  4. Well, after reading both parts twice, I am personally at a point of “To be determined.” Admittedly, this could just be my own lack of full comprehension of the subject and related disciplines; probably is! Hahaha

    I don’t feel the panicked urgency to have precise answers to everything like Egnor seems to promote or propagandize. HAH! Which could indeed be a symptom of one or more psychiatric disorders of which I do indeed have some experience and knowledge of having worked in the field for many years. Fear, and all its guises, is not so difficult to unveil, especially when it permeates all of human interaction and cognition… until it becomes insanity. But I won’t get off track with all that fun stuff.

    I am convinced of this: monism or dualism/binarism are utterly irreconcilable with each other or with this world. Period. They cannot nor do they function within our empirical, ontological, data of human reality. There’s just overwhelming data disproving concepts of monism and dualism. Clearly, that puts me opposed to Engor in significant ways. Nevertheless, I did learn some more by reading this post, Engor’s website, independent articles of the persons in question, the old subject of Evolution vs. Grand Design, and all your comments following both posts… some of which were… hmmm, quite peripheral. Although Steve and Swarn did have good contributions. Applause to them. 🙂

    Stony Brook and Columbia Universities, huh? Well, at least he didn’t graduate from the Wharton School of Pennsylvania University. That university obviously has no courses in public speaking, much less a learned vocabulary above a middle school grade level. 😉

Leave a Reply

Fill in your details below or click an icon to log in:

WordPress.com Logo

You are commenting using your WordPress.com account. Log Out /  Change )

Google photo

You are commenting using your Google account. Log Out /  Change )

Twitter picture

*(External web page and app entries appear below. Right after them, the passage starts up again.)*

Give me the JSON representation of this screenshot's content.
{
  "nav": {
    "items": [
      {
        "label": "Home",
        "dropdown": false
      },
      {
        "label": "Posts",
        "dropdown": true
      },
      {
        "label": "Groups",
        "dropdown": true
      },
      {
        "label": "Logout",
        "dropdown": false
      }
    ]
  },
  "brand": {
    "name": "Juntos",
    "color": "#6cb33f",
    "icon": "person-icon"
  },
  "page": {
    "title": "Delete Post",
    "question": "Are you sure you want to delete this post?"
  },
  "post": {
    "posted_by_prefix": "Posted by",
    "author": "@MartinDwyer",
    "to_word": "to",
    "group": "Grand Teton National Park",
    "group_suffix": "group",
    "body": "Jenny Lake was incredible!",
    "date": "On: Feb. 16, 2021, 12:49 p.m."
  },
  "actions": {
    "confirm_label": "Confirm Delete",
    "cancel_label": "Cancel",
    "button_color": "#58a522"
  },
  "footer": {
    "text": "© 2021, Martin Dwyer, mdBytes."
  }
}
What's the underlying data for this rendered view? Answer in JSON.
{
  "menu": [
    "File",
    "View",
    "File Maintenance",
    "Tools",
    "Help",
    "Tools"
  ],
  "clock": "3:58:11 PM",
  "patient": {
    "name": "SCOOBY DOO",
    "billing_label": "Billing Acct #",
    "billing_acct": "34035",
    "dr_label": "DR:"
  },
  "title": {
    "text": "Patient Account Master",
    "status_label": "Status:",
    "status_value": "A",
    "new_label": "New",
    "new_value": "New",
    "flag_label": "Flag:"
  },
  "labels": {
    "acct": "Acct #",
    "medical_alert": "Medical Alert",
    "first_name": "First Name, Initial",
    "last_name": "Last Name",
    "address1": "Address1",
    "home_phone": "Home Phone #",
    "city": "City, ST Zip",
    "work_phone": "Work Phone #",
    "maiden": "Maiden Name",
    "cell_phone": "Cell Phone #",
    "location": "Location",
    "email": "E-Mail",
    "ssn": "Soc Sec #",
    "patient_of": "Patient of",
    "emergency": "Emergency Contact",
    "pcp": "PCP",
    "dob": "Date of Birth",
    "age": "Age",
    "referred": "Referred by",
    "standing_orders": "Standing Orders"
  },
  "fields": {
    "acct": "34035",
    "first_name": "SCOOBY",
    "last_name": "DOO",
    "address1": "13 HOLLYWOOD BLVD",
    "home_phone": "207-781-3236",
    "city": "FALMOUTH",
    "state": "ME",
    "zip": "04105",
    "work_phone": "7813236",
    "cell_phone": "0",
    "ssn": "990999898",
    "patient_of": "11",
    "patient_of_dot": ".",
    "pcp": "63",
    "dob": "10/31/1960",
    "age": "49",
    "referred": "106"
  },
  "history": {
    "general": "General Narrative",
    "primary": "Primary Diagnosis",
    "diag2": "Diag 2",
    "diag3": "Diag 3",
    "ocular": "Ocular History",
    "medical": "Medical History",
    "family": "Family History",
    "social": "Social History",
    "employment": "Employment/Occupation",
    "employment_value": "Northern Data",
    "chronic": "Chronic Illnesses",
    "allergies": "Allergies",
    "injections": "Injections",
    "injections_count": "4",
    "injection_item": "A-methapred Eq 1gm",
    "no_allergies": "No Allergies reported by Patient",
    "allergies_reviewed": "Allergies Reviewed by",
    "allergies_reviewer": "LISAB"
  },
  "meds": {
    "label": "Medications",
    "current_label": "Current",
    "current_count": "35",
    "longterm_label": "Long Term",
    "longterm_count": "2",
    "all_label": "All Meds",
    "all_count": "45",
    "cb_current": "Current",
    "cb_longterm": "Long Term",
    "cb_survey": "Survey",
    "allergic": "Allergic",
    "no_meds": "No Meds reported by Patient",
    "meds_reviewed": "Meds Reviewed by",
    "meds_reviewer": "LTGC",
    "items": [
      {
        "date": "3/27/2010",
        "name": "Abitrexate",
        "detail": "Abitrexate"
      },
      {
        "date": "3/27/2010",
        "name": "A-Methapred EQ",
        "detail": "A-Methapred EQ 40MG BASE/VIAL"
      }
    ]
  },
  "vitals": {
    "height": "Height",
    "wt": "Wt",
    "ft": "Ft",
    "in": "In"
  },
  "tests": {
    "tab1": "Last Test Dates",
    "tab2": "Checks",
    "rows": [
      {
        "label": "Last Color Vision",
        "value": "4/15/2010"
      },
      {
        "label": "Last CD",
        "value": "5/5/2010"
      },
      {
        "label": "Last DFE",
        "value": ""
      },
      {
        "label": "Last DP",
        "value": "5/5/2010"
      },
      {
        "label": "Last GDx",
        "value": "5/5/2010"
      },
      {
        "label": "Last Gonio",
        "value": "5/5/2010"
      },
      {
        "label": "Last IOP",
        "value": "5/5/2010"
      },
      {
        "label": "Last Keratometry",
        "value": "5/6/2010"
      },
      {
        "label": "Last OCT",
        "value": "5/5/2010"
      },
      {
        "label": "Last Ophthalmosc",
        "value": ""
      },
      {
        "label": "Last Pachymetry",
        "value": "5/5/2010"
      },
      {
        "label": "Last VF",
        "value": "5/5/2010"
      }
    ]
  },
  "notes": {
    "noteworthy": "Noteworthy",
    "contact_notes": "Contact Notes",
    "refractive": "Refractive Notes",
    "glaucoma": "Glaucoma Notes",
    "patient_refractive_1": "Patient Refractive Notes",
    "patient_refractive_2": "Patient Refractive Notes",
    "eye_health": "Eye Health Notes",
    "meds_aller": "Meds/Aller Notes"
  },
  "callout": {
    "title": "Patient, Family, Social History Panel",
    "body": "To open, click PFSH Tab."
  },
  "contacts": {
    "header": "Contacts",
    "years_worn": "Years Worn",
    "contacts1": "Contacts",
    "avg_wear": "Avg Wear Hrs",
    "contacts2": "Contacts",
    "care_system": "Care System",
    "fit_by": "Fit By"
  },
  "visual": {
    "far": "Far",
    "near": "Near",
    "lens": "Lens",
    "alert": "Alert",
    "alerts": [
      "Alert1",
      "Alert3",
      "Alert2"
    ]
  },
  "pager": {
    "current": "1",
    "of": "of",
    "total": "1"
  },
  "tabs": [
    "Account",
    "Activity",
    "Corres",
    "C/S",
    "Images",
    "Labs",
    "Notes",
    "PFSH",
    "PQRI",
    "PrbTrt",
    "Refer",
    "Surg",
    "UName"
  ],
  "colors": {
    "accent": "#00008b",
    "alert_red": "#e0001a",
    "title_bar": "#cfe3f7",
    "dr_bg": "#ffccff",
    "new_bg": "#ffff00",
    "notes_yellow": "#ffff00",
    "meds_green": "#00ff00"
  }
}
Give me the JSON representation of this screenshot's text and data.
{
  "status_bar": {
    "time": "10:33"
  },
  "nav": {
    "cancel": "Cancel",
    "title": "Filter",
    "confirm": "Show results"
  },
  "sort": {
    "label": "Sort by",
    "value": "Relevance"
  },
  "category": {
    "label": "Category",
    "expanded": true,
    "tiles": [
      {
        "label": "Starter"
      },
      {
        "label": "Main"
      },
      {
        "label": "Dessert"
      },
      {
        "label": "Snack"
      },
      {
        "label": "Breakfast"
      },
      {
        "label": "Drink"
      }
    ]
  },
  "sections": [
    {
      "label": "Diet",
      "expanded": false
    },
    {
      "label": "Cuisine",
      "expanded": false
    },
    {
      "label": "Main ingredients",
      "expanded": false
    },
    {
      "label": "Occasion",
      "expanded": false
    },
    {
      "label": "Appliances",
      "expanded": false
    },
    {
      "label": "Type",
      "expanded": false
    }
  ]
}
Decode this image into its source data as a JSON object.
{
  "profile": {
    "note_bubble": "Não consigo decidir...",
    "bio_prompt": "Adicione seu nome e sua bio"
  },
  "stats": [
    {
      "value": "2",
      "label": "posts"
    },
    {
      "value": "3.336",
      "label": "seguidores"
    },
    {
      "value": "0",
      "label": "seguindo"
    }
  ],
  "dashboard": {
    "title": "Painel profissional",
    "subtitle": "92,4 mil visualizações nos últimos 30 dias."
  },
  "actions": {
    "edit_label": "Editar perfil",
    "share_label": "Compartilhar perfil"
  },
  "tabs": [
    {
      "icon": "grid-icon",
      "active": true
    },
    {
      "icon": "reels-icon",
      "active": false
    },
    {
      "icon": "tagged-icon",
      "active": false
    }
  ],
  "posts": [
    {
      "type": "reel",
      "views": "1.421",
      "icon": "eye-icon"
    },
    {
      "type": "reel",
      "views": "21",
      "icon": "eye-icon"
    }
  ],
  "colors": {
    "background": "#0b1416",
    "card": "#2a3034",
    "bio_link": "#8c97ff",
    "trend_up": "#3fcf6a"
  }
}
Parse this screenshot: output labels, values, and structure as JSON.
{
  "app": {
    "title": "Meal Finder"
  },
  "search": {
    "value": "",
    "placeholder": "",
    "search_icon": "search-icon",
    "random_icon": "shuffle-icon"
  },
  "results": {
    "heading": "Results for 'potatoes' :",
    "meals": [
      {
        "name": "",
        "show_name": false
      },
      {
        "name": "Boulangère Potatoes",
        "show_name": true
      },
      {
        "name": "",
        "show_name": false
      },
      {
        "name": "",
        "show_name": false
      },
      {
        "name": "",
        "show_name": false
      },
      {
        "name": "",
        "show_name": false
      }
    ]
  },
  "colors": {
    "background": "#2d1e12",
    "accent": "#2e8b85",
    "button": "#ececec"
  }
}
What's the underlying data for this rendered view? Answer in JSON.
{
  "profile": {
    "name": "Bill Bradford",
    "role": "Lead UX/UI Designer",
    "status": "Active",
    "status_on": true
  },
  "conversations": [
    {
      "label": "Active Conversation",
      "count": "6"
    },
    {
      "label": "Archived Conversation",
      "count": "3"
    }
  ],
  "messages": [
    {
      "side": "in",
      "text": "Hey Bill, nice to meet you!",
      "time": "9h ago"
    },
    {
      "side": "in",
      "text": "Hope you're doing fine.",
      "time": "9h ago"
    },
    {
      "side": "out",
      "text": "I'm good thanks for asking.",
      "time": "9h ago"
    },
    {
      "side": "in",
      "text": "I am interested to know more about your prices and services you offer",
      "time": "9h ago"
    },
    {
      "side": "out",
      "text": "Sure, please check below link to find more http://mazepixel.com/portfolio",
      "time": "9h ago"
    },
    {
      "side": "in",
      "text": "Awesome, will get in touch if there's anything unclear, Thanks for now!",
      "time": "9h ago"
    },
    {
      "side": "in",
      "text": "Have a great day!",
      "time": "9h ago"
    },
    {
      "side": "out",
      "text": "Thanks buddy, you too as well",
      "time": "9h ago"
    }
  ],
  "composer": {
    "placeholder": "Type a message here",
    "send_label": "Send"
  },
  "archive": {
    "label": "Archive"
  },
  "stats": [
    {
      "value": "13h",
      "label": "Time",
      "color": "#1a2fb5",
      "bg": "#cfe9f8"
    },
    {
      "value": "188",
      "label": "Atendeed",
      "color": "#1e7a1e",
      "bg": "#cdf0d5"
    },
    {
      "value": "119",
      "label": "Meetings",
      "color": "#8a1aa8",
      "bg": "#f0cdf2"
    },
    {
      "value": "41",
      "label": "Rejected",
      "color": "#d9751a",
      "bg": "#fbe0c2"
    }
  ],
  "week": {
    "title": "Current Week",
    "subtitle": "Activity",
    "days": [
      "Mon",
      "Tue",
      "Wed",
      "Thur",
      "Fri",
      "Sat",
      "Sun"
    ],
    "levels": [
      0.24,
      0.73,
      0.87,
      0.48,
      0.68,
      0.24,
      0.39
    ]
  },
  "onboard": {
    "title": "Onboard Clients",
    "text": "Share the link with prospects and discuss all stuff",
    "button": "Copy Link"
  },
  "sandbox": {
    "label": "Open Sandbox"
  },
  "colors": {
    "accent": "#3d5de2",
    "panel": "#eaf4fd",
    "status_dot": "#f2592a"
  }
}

You are commenting using your Twitter account. Log Out /  Change )

Facebook photo

You are commenting using your Facebook account. Log Out /  Change )

Connecting to %s